Dead star remnants never looked this good.
When a star dies in a spectacularly powerful supernova, it blasts its incredibly hot remains into the cosmos, forming what's called supernova remnants (SNRs) in the aftermath.
Looking to visualize one of these stellar oddities, a team of researchers at Australia’s national science agency CSIRO collected data from the extremely sensitive Australian Square Kilometer Array Pathfinder (ASKAP) radio telescope observing an SNR and fed it into a brand spanking new supercomputer called Setonix.
And the image that Setonix synthesized, as published in The Conversation, is absolutely stunning, serving as a convincing demonstration of the prowess of supercomputers.
It's A Looker
The depicted SNR, designated G261.9+5.5, was first identified as one back in 1967, and is believed to be over one million years old, the researchers say. But at some 10,000 to 15,000 light years away, it’s pretty far out there.
While it’s unclear which type of SNR we're looking at, we can at least revel in how awesome it looks.

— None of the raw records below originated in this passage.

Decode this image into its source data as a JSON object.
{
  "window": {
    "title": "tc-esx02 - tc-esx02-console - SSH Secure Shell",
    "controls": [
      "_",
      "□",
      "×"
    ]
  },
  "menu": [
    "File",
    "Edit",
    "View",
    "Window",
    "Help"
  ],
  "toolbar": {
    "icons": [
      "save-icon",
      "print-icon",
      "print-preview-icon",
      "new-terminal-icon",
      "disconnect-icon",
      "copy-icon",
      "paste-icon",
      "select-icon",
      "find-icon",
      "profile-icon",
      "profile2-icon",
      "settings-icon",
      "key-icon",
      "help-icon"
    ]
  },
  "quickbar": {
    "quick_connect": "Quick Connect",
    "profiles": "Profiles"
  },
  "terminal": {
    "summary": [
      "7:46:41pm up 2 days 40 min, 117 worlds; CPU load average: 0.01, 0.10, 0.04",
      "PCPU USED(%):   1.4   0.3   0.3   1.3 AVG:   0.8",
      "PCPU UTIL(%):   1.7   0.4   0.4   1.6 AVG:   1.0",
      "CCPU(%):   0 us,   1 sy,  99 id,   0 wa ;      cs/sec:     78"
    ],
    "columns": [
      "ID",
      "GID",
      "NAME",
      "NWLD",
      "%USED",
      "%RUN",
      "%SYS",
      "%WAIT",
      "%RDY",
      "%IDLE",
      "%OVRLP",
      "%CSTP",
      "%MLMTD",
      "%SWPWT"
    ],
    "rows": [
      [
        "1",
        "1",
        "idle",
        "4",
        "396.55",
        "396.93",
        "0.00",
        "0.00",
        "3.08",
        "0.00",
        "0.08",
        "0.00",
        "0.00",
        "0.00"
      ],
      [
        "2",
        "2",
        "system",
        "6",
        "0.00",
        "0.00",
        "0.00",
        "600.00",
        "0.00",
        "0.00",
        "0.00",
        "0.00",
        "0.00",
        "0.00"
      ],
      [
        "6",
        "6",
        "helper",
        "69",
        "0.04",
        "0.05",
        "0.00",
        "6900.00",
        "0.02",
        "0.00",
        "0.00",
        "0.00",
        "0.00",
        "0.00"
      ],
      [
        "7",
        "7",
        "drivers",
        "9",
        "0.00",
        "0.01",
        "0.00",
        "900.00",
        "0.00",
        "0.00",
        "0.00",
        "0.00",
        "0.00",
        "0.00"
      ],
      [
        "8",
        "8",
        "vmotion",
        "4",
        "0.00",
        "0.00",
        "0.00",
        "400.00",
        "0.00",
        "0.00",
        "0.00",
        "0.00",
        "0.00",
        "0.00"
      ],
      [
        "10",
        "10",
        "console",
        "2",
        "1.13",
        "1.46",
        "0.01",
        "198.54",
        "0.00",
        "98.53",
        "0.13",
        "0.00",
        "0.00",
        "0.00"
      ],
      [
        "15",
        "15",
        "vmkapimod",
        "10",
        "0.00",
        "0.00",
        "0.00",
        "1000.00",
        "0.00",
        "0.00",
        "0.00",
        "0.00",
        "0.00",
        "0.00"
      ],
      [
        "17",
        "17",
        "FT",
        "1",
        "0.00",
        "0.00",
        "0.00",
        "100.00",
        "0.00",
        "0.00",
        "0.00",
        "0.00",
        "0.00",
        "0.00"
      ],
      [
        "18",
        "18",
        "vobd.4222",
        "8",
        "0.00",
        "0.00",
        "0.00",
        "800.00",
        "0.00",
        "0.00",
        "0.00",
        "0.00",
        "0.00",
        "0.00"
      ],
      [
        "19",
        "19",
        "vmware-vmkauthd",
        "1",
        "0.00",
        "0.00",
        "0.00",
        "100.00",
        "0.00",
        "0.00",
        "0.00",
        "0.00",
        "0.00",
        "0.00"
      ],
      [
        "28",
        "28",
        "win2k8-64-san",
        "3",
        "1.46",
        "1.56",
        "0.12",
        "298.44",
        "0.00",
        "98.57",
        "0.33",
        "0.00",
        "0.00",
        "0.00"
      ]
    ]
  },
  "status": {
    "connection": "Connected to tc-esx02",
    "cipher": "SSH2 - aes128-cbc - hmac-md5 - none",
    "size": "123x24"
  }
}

What gives an SNR that distinct appearance is its tendency to sweep up, compress, and then heat up drifting material in the interstellar medium. The resulting shockwaves also compress interstellar magnetic fields that trap energetic electrons, the emissions of which can be captured in radio telescopes like ASKAP.
Trial By Fire
The researchers say that their SNR-imaging venture proved to be a great way of testing the Setonix supercomputer’s capabilities. The data collected from ASKAP is a lot to process, and to map out something as complex as an SNR in high detail is no small feat.
But when the team put Setonix to work in rendering G261.9+5.5, the supercomputer performed admirably, spitting out the image in less than 24 hours.
That’s good news, as it means that more ambitious observations by ASKAP could be quickly processed by Setonix in the future, allowing scientists to get a closer look at the interstellar medium, and beyond.